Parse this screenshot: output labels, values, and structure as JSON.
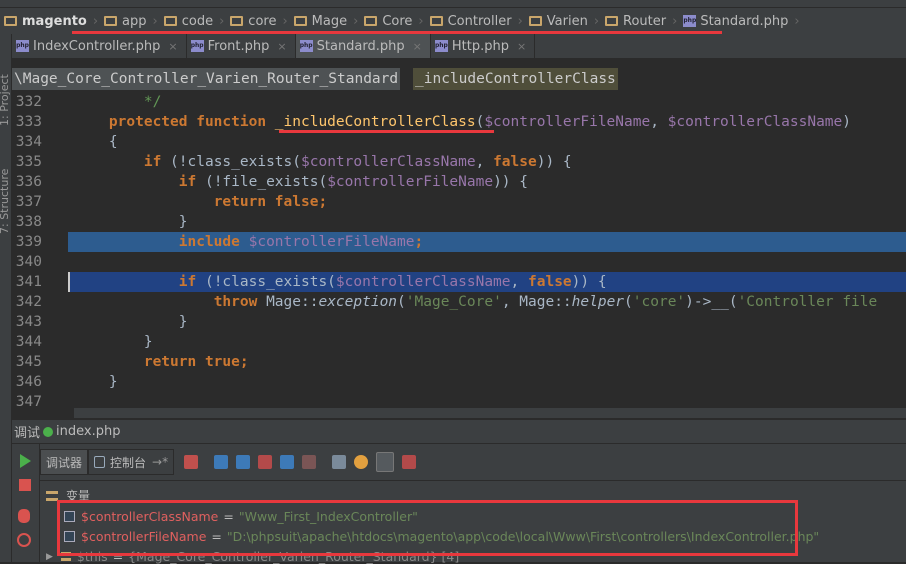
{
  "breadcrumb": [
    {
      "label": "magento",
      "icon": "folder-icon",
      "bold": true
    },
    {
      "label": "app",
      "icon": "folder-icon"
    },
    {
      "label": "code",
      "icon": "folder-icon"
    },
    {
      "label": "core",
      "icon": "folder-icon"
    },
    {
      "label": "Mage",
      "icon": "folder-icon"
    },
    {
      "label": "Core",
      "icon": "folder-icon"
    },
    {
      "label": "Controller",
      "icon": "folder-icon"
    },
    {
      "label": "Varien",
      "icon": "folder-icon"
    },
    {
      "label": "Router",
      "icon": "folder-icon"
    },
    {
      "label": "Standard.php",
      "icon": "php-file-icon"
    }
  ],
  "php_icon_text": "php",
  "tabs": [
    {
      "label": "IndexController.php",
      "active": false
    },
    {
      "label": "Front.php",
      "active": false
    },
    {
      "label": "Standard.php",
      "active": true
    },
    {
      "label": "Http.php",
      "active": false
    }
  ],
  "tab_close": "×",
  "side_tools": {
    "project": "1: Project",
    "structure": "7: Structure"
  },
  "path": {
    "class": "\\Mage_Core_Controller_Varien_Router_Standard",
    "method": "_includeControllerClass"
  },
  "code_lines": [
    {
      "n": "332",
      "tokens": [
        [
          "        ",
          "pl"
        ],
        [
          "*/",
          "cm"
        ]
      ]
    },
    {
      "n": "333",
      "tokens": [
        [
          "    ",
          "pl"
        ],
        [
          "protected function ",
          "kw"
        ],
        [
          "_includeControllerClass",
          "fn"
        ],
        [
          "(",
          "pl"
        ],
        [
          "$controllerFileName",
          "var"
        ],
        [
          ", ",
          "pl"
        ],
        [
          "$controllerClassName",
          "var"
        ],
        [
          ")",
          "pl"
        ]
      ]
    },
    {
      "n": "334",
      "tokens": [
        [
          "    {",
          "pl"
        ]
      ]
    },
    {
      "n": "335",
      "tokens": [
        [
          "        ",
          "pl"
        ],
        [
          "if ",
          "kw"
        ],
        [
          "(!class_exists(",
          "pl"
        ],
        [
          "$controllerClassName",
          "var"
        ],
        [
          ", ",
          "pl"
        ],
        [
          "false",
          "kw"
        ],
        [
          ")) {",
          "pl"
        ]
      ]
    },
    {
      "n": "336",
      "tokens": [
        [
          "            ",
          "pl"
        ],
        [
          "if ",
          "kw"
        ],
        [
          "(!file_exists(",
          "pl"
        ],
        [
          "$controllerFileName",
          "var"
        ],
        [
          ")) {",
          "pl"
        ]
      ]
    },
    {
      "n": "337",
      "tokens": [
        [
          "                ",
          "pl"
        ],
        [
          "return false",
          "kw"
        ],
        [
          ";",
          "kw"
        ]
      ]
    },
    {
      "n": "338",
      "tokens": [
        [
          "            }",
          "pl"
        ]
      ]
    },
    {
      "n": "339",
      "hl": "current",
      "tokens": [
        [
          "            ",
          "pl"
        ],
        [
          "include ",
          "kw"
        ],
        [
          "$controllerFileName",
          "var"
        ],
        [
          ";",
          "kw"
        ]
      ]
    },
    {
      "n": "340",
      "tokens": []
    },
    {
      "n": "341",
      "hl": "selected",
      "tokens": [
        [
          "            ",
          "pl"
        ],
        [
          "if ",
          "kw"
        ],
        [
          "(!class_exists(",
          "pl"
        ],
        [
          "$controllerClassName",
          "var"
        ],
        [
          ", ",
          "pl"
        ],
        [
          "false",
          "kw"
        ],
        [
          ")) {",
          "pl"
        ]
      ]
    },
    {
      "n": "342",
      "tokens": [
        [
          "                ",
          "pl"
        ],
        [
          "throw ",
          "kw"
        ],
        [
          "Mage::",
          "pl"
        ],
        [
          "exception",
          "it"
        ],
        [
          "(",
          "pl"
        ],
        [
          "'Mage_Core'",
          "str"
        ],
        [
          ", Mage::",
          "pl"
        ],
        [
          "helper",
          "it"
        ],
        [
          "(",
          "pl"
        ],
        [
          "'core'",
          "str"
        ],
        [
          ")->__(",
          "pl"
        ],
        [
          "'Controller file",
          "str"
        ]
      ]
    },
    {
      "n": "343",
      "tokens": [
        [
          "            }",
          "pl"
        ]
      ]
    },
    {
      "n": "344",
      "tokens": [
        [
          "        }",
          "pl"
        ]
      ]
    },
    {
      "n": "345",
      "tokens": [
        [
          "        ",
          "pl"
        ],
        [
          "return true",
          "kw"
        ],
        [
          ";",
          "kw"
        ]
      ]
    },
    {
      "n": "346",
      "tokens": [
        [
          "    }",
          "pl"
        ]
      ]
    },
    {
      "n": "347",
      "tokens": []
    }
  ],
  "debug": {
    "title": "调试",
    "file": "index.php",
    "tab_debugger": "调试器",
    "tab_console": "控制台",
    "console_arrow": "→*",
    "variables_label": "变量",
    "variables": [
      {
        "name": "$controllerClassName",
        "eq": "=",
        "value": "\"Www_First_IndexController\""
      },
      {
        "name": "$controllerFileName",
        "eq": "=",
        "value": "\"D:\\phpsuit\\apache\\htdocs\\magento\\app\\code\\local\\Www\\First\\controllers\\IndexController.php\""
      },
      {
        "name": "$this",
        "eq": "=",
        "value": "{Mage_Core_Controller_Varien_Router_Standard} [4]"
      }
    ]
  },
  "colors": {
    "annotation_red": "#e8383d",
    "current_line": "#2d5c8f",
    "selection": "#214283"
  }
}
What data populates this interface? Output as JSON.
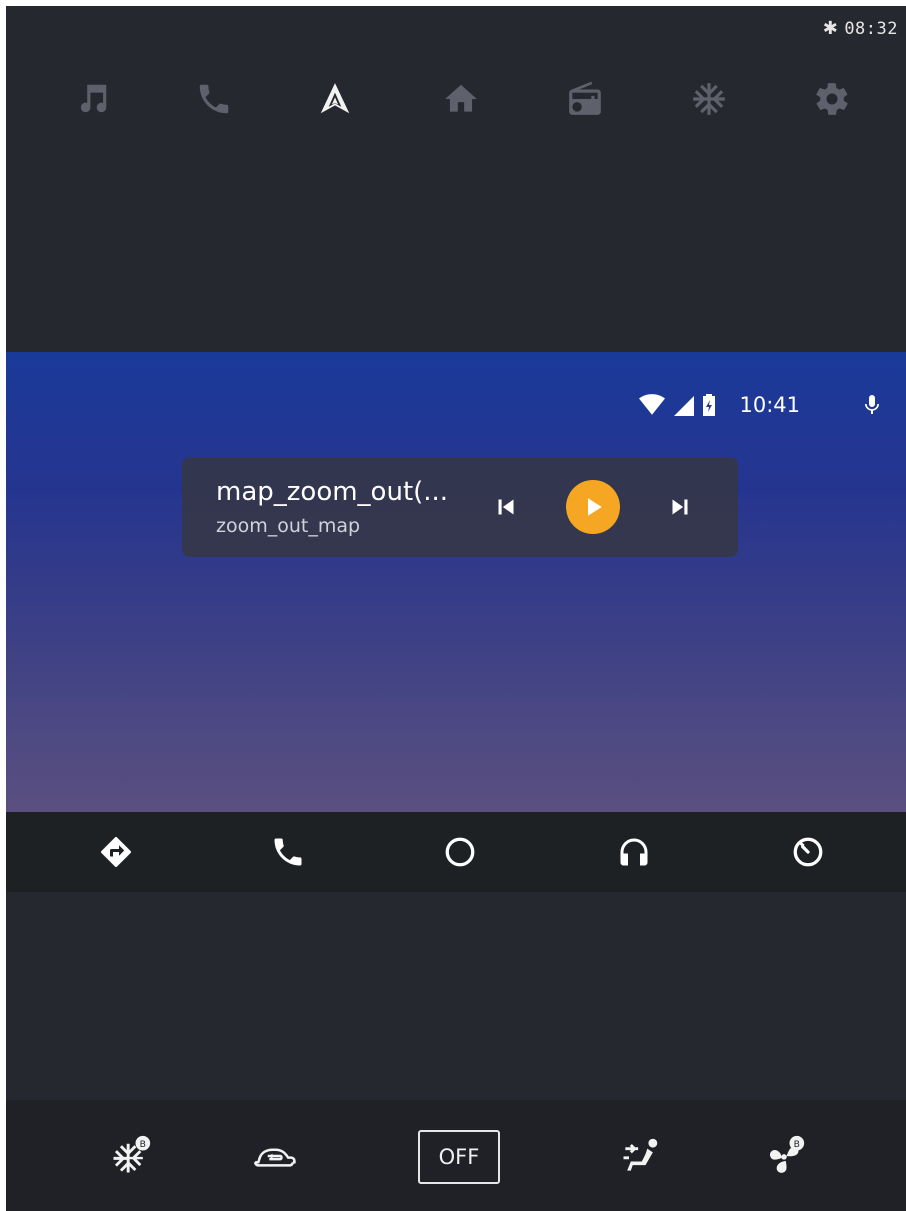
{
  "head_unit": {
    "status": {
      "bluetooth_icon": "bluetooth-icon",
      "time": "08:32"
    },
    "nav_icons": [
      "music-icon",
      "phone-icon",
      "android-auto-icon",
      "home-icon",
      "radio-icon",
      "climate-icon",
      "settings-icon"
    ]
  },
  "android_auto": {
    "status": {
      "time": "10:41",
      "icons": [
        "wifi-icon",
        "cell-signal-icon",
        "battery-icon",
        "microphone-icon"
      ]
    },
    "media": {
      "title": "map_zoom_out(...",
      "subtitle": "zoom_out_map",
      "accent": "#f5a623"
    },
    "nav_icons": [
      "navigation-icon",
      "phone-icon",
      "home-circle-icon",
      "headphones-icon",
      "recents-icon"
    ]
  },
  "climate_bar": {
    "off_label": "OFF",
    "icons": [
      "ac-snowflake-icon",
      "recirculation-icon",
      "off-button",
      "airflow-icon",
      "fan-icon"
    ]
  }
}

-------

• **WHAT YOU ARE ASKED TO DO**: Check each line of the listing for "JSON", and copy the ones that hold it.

• **WORKED SOLUTION**:
Parse this screenshot: output labels, values, and structure as JSON.
What data populates this interface? Output as JSON.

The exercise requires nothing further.